    I have always said the plan is an economic development and smart growth project first, and a transportation project second. I couldn’t care less about whether I’m riding a streetcar or a bus—the transportation differences between streetcars and buses are generally irrelevant. What I can promise you is that you will not find a developer in Oakland that will build TOD in Upper Broadway or Jack London Square based around a shuttle or a regular AC Transit bus. If you are serious about creating a successful Upper Broadway retail district to generate new jobs and sales tax revenue for the city, or if you are serious about drawing more residents to Oakland to reduce our greenhouse gas emissions and oil consumption, then the Oakland Streetcar—and the transit-oriented development that would result from its placemaking and marketing abilities—is progress toward these goals.

  12. Karen Smulevitz

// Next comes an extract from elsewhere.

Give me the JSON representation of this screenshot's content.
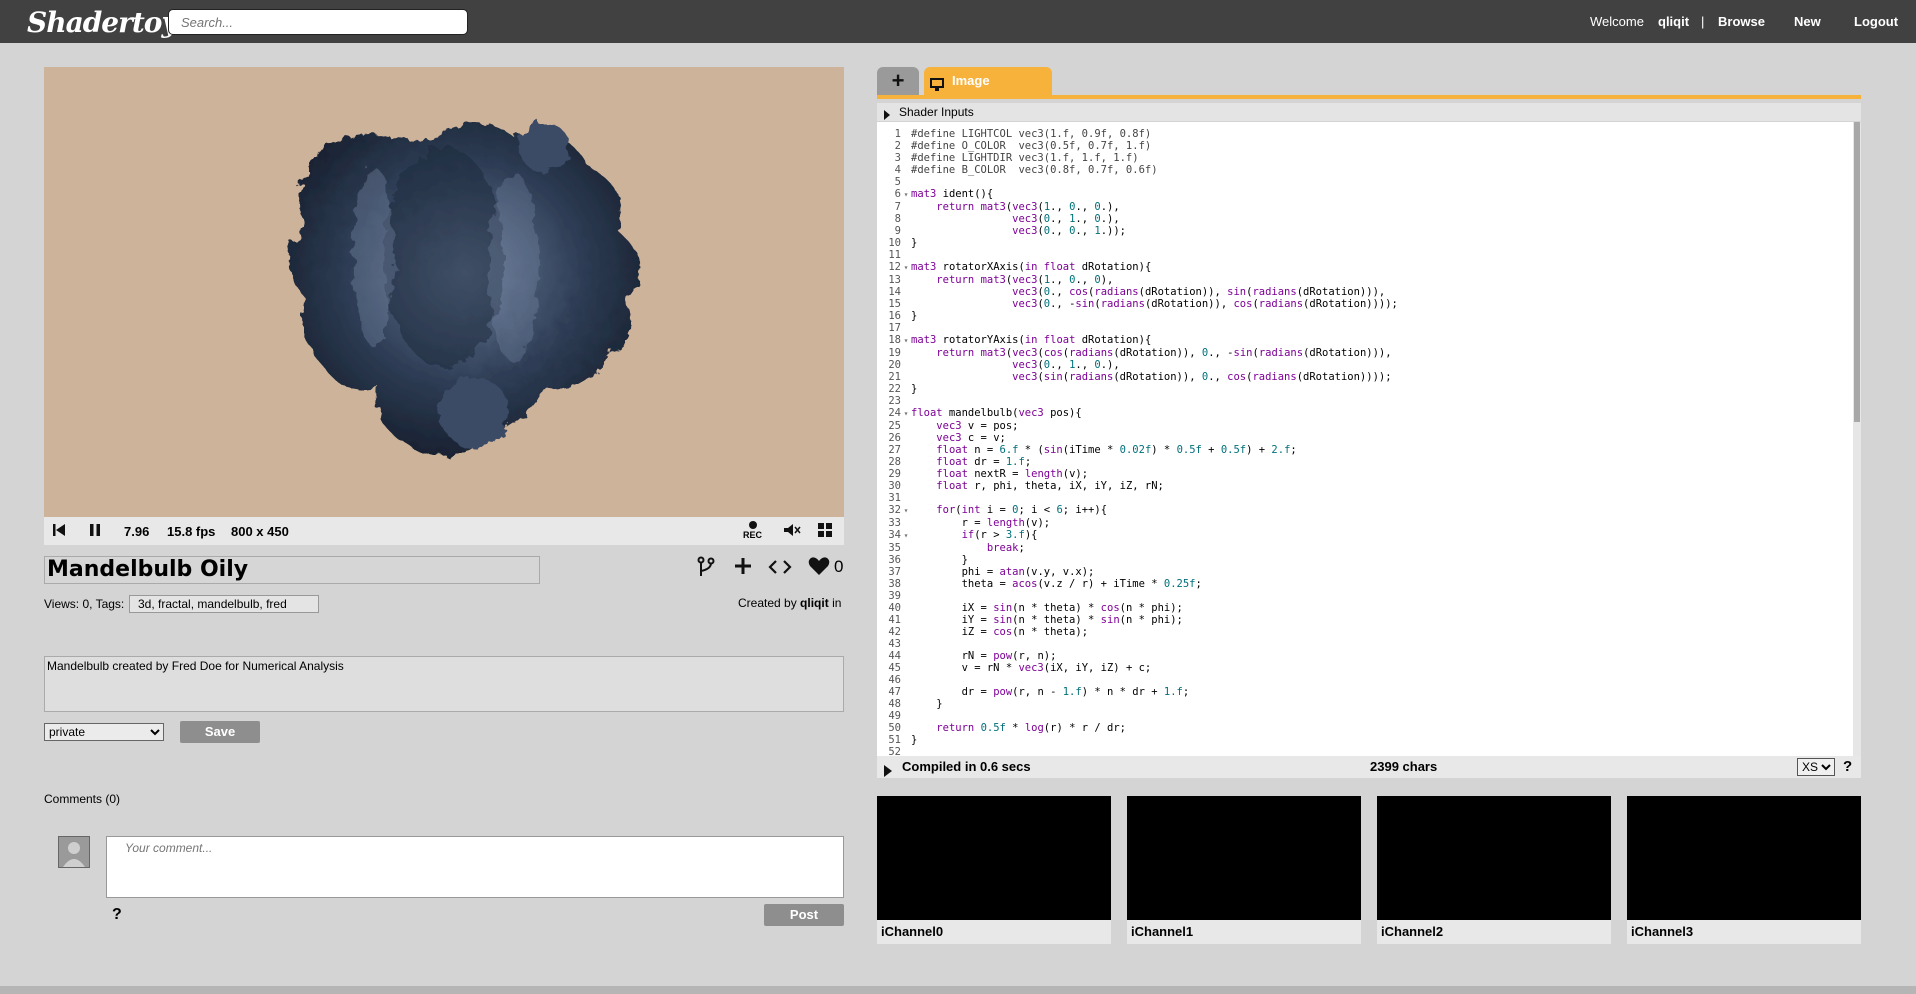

    Can’t vouch for how objective my fuzzy memory is, but I fondly recall the last days of streetcars in Chicago. Just before or after 1950, my mother took me on the Irving Park Streetcar to Six Corners to go shopping. Ladies wore hats and gloves and long wool coats and carried bags of old lightbulbs to turn in to Commonwealth Edison for credit. Burney Bros. Bakery gave you thirteen cookies in a dozen. I’m sure riding the Key System lingers in nostalgia for Oakland natives the same way. Somehow, we didn’t care at the time that buses were now covering the same routes; a generation later, we noticed the smog and congestion and missed schedules. Mass transit, or the modes available, seems to be forced upon the masses, and we are sold the corporate hype to embrace this or that new idea that will save our economy. Let’s take care of what we have, as Naomi stated; we need to maintain our transit infrastructure because it is wise financially. We can still imagine ideal systems that we cannot afford.